Toward the end of 1950, when United Nations forces were on the retreat in Korea before a Chinese onslaught, the Canadian government launched the largest peacetime mobilization in Canadian history. They planned a new brigade group for NATO in Germany, dozens of brand new St. Laurent-class destroyers, and an air force of more than 600 first-line combat aircraft with a full air division of 13 squadrons in Europe. The Canadian military grew from a pre-Korean War low of approximately 34,000 for all three services to roughly 150,000 by the mid-1950s. That too was a spectacular military achievement because so much of the new kit, from the St. Laurent destroyers to the CF-100s all-weather interceptor, was first-rate and Canadian designed and built.
Significant Canadian military achievements continued through and after the Cold War. The first substantial Canadian contribution to international peacekeeping came with the creation of the United Nations Emergency Force, UNEF, first proposed by Canada’s Lester B. Pearson during the 1956 Suez crisis.
More than 100,000 Canadians have served in subsequent peacekeeping operations and more than 100 have been killed on active duty. Canada’s longest peacekeeping operation was on Cyprus from 1964 to 1993. Its bloodiest operation was with the United Nations Protection Force, UNPROFOR, in the disintegrating state of Yugoslavia. Eleven Canadians were killed in the midst of that bloody civil war. Canada made only a small contribution to the Gulf War in 1991, but Canadian fighter bombers took part in the air campaign against Serbia and Serb forces in Kosovo in the spring of 1999.

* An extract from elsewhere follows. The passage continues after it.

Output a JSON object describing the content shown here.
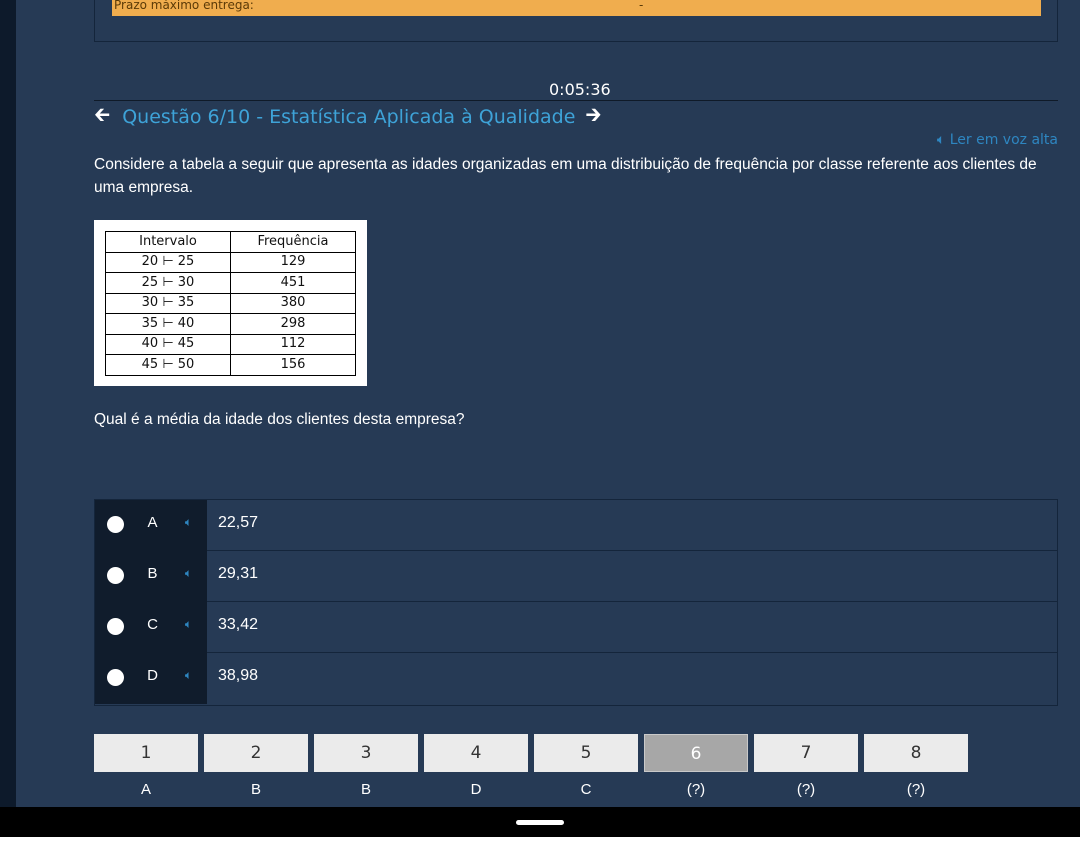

Canada chalked up many important military achievements in the 20th century because when the chips were down, people and government united to pay the heavy price. At the end of the century we are all left with the question: “Will we ever be willing to pay the price again?”